__ACTION ITEM__. Copy out, from the entries below, each line that holds the string "glyph".

__SOURCE RECORDS__.

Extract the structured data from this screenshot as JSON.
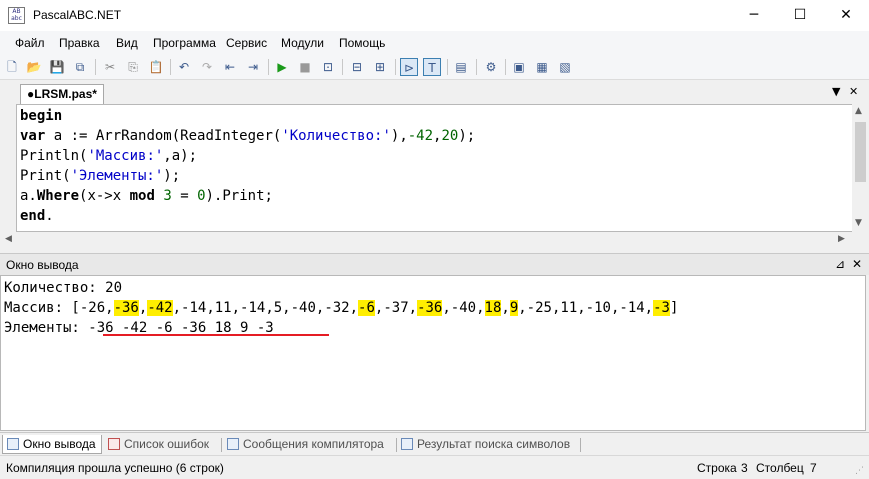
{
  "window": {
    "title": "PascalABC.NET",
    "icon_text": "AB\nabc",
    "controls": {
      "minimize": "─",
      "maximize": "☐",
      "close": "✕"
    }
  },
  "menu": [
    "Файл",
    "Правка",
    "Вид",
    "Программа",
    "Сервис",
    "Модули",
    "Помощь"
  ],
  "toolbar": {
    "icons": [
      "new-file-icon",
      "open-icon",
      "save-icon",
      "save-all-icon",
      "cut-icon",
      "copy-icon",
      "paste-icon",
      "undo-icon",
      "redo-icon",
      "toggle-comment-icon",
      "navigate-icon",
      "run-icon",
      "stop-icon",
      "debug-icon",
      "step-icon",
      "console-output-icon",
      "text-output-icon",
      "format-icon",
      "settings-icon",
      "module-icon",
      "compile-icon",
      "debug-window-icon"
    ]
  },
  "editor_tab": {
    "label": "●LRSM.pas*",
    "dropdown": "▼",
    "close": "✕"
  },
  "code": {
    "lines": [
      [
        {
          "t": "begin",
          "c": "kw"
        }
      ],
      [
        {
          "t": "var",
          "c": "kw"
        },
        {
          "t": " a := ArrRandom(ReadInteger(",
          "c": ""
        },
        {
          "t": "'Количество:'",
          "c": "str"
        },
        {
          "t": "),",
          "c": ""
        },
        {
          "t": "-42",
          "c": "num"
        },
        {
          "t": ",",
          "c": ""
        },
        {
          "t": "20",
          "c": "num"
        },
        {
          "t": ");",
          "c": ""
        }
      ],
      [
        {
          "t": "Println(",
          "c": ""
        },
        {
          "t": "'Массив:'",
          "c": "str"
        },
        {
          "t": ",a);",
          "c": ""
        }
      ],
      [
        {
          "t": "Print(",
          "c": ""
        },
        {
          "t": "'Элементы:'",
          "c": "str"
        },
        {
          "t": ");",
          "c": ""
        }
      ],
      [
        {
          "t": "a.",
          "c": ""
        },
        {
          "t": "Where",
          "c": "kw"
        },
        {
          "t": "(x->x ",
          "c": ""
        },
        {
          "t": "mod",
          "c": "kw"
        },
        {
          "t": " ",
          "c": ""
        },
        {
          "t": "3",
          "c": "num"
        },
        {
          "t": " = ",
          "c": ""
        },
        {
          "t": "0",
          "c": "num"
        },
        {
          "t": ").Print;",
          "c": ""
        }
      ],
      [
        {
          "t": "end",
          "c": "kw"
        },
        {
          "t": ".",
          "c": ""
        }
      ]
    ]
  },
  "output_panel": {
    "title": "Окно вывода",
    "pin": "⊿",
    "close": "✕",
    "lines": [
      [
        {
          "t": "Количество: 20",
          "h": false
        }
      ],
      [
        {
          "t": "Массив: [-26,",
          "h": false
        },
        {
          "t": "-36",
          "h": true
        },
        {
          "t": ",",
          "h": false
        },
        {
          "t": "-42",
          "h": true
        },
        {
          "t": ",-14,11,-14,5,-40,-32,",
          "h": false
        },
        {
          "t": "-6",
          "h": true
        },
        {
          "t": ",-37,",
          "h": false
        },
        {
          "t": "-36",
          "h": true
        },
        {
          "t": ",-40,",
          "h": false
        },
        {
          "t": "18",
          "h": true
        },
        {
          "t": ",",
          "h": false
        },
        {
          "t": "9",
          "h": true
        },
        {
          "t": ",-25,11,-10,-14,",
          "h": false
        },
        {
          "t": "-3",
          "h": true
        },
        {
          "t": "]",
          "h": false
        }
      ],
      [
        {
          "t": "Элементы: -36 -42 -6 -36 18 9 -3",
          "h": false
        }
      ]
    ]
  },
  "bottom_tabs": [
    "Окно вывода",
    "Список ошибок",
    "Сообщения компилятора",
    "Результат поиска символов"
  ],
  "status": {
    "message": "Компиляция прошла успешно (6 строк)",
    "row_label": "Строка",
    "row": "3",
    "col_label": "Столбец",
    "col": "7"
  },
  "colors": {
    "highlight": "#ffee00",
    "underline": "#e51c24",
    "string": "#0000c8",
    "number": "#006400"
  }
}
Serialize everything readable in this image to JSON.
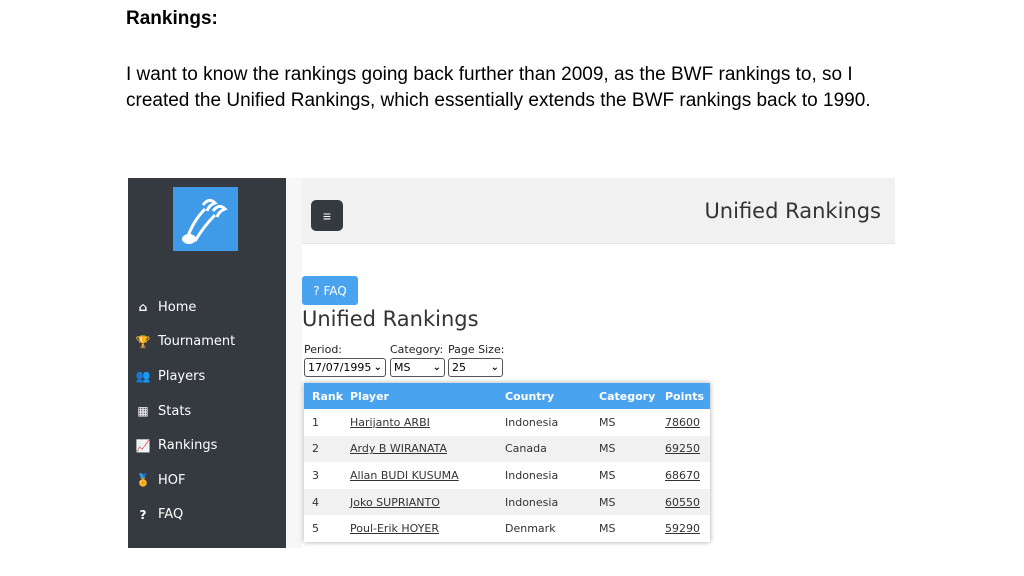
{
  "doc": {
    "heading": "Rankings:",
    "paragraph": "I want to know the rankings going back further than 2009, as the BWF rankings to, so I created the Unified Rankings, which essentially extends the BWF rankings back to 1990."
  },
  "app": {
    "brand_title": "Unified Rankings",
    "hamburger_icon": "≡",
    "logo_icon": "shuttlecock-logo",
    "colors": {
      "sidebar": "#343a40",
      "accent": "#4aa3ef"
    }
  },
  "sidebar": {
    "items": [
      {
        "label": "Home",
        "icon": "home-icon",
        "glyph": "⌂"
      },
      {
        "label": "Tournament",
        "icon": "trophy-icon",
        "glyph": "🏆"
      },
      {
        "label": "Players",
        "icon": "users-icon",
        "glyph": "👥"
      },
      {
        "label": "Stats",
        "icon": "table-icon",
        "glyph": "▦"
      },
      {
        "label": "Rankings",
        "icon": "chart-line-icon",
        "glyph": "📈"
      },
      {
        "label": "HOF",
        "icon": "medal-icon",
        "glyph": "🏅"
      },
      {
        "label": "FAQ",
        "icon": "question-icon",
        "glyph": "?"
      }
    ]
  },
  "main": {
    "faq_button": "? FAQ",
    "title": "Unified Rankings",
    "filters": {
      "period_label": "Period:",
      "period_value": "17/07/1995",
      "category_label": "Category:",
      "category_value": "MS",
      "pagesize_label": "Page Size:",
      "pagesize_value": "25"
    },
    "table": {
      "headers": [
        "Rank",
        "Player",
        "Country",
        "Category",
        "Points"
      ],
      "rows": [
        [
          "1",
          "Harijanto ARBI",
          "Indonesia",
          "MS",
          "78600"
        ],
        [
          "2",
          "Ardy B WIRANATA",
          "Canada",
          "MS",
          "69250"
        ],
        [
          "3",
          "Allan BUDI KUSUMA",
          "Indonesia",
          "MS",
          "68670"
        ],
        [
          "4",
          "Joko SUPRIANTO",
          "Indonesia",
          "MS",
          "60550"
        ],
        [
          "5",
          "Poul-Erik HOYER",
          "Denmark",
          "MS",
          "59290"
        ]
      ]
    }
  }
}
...
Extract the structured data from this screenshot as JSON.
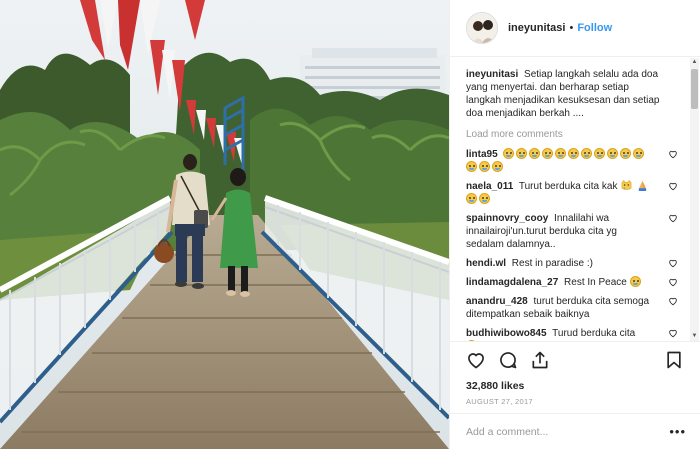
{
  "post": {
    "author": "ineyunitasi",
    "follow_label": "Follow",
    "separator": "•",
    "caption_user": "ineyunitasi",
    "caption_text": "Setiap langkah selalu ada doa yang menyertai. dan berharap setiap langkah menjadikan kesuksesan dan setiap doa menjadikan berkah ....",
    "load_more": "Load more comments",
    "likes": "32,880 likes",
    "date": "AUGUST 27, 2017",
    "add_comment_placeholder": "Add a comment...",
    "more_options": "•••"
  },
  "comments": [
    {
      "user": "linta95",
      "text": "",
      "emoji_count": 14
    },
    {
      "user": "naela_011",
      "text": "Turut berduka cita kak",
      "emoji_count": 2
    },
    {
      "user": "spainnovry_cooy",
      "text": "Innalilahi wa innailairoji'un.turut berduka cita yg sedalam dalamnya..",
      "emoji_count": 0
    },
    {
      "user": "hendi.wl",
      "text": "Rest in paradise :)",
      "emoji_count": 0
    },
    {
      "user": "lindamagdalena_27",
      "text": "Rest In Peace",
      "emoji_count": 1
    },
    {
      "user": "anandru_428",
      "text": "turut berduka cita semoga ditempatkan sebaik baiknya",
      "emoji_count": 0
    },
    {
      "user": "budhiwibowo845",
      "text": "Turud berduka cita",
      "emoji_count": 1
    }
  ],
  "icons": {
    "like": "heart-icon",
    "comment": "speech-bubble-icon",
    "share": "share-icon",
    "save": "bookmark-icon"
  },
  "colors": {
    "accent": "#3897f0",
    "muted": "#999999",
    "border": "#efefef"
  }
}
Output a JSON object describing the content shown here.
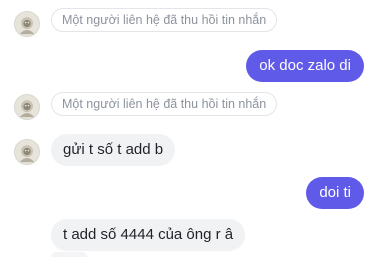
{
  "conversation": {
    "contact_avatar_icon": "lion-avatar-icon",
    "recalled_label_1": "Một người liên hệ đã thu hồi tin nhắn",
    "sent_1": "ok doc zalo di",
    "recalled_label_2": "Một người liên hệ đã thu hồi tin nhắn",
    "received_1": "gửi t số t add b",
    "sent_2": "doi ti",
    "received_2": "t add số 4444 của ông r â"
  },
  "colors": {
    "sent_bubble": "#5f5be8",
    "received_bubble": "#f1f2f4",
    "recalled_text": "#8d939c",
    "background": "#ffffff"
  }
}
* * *
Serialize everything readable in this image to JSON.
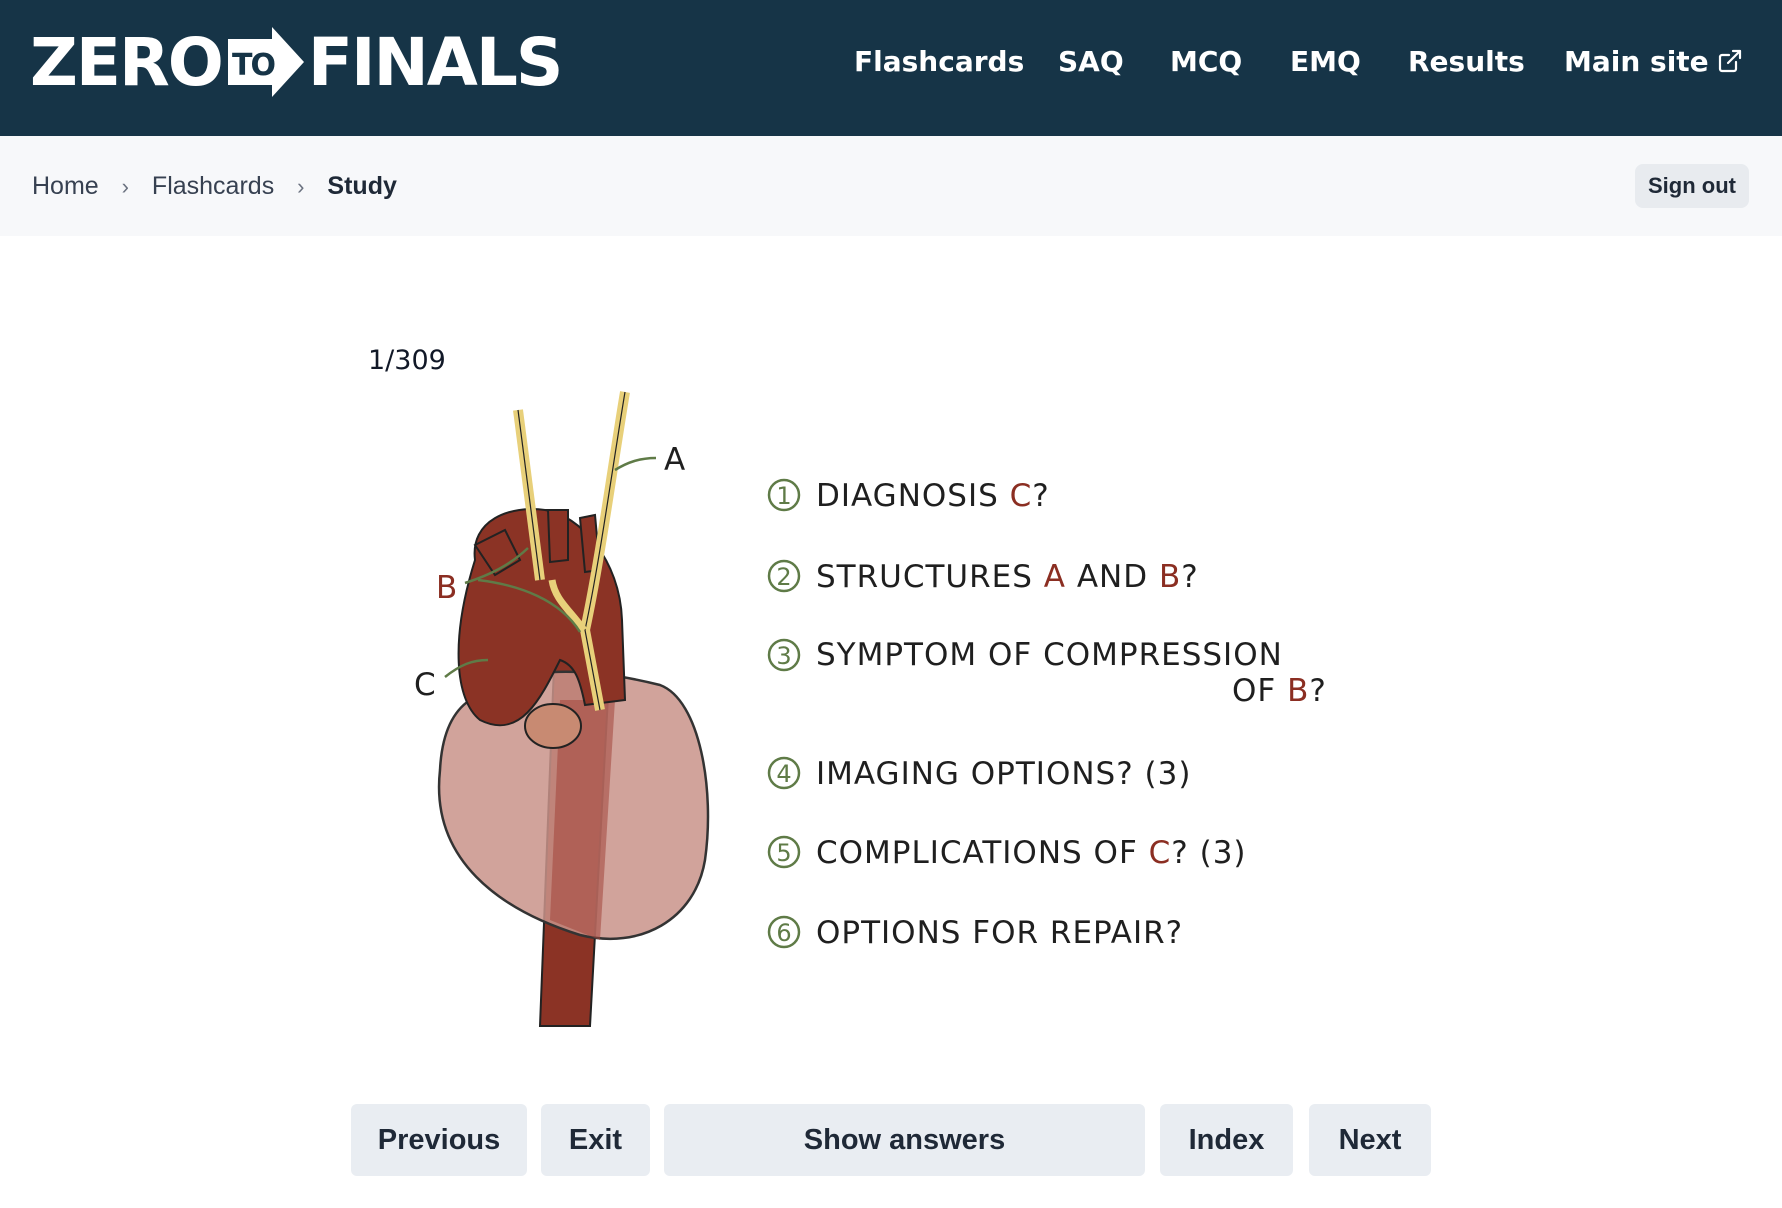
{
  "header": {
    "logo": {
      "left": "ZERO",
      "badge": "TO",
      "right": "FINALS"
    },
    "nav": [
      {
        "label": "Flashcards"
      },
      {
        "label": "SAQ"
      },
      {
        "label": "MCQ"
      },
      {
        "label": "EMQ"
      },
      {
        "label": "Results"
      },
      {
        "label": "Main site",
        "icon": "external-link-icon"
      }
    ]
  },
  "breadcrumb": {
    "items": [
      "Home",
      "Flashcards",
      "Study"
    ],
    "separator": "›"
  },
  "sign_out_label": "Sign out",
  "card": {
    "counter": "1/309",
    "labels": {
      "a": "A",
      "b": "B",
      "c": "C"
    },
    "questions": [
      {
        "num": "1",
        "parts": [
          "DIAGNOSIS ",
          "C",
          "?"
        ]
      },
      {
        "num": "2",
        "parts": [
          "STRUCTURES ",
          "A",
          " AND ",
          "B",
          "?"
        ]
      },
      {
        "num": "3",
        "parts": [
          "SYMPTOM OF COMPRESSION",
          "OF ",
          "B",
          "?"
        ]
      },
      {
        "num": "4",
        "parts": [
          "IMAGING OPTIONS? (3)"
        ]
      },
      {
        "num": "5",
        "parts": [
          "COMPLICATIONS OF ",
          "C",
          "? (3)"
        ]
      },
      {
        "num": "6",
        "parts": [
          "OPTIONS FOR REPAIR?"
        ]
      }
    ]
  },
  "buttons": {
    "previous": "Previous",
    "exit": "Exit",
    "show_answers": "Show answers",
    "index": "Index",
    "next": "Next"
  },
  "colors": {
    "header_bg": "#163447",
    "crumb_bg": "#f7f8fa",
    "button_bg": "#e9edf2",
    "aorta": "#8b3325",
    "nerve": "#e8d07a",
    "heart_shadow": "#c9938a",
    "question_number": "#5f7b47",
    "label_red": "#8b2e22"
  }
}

__SOLUTION FOR THIS PROBLEM__.
        "glyph": "⌂"
        "glyph": "🏆"
        "glyph": "👥"
        "glyph": "▦"
        "glyph": "📈"
        "glyph": "🏅"
        "glyph": "?"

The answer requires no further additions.